Earlier this year my wife and I moved our banking to the NAB and I was exposed to a new network of ATM’s. The first time I withdrew cash from a NAB branded ATM, the machine (which looked like it came out with James Cook on the Endeavour) asked me if I’d like to nominate this as my ‘favourite transaction’.

I was hesitant yet intrigued enough to press ‘Yes’ and now every time I use the ATM it prompts me to use my favourite transaction or, if not, nominate a new one.

I don’t know about you, but I can’t recall the last time I withdrew the same amount of money from an ATM twice in a row. Maybe as a student living on International Roast and breakfast cereal my most common and certainly most frequent withdrawal was 1 x $20, but nowadays there’s no pattern at all and its highly unlikely there won’t be until I buy a set of bowls, don the whites and start drinking shandy’s during the meat raffles at my local bowlo every Wednesday afternoon.

This feature isn’t clever nor does it save time, especially when it’s delivered on a machine that’s as slow as a wet week. It’s actually quite annoying.

To be fair to the NAB, our experience as new customers has been very good. The staff in our local branch are exceptional and the on-line experience on par with other institutions I’ve banked with but the person in the Customer Delight department at Melbourne HQ who thought a ‘favourite transaction’ feature would position the bank as caring and innovative clearly doesn’t live in the real world.

User Interface (UI), User Experience (UX) and Customer Experience (CX) have made their way to the top of the marketing buzzwords pyramid over the past few years. Everywhere I look there seems to be a new expert or consultant. There’s no doubt that defining the functionality and features of any digital application and the hardware that facilitates this is a science and, with technology permeating every aspect of our lives, screen time has become a critical aspect of almost everything we do. But these developments have to enhance any engagement or transaction or they can actually erode loyalty. Windows 10 isn’t going to bring down Microsoft but the majority of users seem to think it’s a stinker.

My mates and I were early adopters of on-line footy tipping and set up a competition on footytips.com.au in 1998. The founders sold to ESPN for a gazillion dollars a few years back who then promptly changed a perfectly good site into one that I find incredibly annoying every time I log-on. We all adapt and we all forgive (even us Gen Xer’s!) but I’m still struggling with that one because it was such a regression.  Would I recommend footytips.com.au to anyone starting a competition today? I don’t think so, but a few years back I would have put on a ticker-tape parade for them if they’d asked!

In the past few months the SMH and AMP and just two websites I frequently visit that have changed their UI significantly and they are not in the minority. The fashion appears to be:
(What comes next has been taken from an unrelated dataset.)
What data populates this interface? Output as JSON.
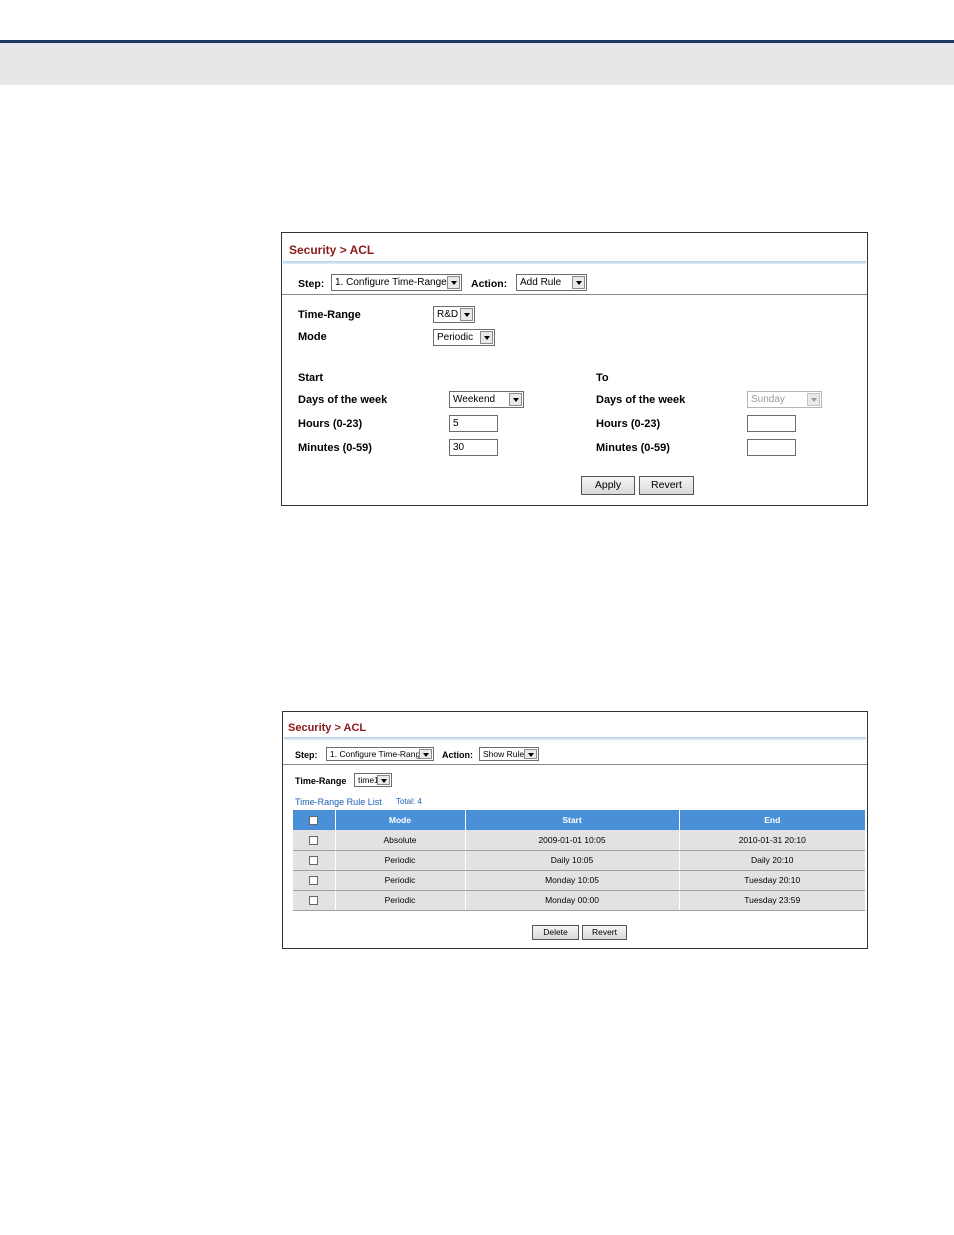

  • More space – you can never have enough it seems
  • More blue in various tones – see: ‘space’
  • More photo overlays – see almost any new website, designed by anyone, anywhere in the past year.
  • More quirky new San Serif typefaces (all the go atm – see what I did there?!)

Sure some of this imagery and workflow comes down to taste so achieving 100% user approval is difficult but I can’t help thinking that many UI decisions are made because they are on trend or are the result of ‘me too’ decision making rather than significant research and testing.

In fact a comprehensive British study undertaken in 2014 reported that while 78% of business executives agree that providing the best user experience is critical to the success of their company only 55% of businesses undertake any user experience testing. https://econsultancy.com/reports/user-experience-survey-report

And the UX isn’t necessarily confined to an online environment. Who hasn’t called a financial institution, telecoms provider or utility to be asked to undergo a “quick security check for verification purposes” at least two or three times during a single call while being shuffled between departments! Surely your ID check should follow you each time you are transferred? Can someone tell me why that can’t happen? To me, it says more about the company’s IT infrastructure and networks than their concern about identity theft.

Technology is meant to make our lives easier. It’s supposed to enable convenience and ensure peace of mind.  To me, the most critical element to any digital interface or transaction is that it saves me time so if the ‘feature’  is not adding real value or saving me time – no matter how clever a designer thinks it is or how much the manager (or client) wants it included in the spec – it’s just window dressing.

When it comes to content and design, we encourage our clients to always think like their best customers not necessarily like the coolest kid in their first semesterIntroduction to Public Policy tutorial – the one with the disheveled hair, Joy Division t-shirt and illegal copy of American Psycho in their throw bag. Sure we all wanted to be just like them but life has proven they made as many mistakes as the rest of us.

If you’d like talk about how your marketing communications might be influencing the way your brand is perceived please visit our website (www.marketingsherpa.com.au) and leave a message or email us directly at truenorth@marketingsherpa.com.au

2017-03-24T04:18:38+00:00 September 13th, 2016|Categories: Customer Experience|0 Comments